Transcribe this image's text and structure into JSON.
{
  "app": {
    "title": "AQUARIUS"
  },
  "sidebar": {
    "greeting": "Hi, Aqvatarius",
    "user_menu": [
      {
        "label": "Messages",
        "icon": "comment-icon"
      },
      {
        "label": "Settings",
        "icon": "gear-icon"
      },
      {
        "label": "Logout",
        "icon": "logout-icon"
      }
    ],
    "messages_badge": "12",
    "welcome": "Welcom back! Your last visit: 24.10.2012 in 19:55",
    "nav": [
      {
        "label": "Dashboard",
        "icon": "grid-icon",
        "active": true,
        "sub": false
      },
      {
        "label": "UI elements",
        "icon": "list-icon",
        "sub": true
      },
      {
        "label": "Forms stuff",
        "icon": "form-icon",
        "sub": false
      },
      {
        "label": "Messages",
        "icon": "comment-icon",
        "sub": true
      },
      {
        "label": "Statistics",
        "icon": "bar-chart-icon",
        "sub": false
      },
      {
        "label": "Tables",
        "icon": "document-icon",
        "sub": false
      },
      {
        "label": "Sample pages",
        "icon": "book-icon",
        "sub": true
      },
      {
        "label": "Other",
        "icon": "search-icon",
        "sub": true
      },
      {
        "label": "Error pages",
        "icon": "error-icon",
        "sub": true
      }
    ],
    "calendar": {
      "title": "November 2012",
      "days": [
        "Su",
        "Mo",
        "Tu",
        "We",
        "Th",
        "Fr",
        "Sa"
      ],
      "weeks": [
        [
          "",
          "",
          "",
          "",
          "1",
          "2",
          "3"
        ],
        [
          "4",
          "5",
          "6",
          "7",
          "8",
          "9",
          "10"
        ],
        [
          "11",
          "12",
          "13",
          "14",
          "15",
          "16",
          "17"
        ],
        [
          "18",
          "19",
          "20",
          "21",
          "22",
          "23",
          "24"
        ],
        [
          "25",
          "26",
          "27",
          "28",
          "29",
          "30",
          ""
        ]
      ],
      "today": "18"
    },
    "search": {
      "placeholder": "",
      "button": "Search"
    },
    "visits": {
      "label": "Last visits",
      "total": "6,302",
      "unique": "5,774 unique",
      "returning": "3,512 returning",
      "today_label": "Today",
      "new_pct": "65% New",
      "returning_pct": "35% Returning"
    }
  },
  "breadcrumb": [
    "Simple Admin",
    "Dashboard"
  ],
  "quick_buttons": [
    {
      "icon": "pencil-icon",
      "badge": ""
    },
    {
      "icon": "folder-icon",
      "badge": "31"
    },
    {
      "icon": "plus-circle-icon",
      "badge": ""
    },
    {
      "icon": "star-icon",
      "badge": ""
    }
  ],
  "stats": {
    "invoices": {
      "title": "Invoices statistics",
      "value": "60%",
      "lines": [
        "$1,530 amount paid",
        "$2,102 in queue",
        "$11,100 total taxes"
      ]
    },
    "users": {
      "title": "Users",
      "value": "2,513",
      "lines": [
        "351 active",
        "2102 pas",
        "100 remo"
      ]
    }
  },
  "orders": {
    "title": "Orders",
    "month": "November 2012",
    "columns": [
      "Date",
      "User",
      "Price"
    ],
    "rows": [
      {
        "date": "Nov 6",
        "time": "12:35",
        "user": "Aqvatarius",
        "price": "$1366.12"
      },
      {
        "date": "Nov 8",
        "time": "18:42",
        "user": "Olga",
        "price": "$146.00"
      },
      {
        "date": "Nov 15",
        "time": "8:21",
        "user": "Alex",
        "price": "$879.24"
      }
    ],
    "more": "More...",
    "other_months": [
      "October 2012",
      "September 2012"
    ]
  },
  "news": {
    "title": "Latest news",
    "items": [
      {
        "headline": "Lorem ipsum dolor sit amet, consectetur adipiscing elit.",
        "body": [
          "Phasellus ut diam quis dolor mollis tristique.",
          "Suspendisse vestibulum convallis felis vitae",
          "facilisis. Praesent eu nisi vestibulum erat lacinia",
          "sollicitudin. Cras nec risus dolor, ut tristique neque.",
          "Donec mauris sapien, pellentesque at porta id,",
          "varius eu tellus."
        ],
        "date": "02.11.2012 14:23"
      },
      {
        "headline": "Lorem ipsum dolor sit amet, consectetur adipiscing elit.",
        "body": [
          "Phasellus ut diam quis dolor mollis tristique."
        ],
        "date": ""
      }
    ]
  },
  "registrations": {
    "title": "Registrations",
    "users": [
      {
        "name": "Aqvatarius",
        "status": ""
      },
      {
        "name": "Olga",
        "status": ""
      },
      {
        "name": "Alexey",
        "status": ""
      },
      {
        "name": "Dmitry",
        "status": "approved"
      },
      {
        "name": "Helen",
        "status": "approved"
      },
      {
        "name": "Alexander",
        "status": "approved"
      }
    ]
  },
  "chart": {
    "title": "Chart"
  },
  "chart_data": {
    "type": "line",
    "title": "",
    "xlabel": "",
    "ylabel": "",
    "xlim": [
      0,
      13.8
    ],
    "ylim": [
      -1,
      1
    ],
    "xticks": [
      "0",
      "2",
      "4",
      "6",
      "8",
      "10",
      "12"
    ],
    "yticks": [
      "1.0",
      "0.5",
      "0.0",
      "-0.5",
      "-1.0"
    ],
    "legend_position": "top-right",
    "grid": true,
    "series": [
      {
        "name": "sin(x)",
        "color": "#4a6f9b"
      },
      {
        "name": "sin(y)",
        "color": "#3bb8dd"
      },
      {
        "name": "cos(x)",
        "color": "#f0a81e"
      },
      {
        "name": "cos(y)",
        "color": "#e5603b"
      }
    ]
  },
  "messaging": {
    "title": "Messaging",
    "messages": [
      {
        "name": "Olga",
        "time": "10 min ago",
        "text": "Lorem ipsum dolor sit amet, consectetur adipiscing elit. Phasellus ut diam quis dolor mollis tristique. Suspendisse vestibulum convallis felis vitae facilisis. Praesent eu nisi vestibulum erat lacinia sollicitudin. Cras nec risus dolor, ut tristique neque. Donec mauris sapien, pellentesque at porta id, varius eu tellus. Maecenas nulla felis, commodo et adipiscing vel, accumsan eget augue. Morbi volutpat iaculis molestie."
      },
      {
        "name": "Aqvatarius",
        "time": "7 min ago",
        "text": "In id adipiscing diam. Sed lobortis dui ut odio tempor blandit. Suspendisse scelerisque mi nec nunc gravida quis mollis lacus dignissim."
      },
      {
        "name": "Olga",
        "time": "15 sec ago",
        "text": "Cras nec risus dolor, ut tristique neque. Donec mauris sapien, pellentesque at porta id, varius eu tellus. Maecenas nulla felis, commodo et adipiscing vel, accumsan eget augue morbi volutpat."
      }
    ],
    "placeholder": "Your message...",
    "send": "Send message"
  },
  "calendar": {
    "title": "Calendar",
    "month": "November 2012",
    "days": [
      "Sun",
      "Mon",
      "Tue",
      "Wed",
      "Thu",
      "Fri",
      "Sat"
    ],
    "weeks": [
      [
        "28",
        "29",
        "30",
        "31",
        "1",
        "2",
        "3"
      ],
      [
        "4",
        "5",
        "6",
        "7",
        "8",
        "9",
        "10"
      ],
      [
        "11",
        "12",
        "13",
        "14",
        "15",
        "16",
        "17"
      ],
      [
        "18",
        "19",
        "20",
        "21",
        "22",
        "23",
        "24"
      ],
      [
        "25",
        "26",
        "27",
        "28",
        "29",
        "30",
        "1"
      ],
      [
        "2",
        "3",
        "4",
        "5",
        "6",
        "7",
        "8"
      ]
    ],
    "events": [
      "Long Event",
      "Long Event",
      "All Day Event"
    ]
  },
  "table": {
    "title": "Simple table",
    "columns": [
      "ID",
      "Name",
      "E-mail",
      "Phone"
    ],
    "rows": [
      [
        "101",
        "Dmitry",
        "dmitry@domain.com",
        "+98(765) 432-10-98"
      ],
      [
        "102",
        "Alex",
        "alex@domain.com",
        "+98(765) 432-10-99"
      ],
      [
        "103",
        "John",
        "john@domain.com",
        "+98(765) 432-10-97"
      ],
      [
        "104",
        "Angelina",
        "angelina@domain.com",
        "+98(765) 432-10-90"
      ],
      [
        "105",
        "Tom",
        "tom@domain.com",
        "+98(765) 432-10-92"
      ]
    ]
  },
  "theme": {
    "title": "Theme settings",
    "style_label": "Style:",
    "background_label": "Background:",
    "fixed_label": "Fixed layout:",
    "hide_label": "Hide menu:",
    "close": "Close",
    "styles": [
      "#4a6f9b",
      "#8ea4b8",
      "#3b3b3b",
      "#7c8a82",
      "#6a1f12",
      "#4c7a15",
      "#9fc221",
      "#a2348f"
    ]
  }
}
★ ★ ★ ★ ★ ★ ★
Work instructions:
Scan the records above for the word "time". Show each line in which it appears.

Completed task:
        "time": "12:35",
        "time": "18:42",
        "time": "8:21",
        "time": "10 min ago",
        "time": "7 min ago",
        "time": "15 sec ago",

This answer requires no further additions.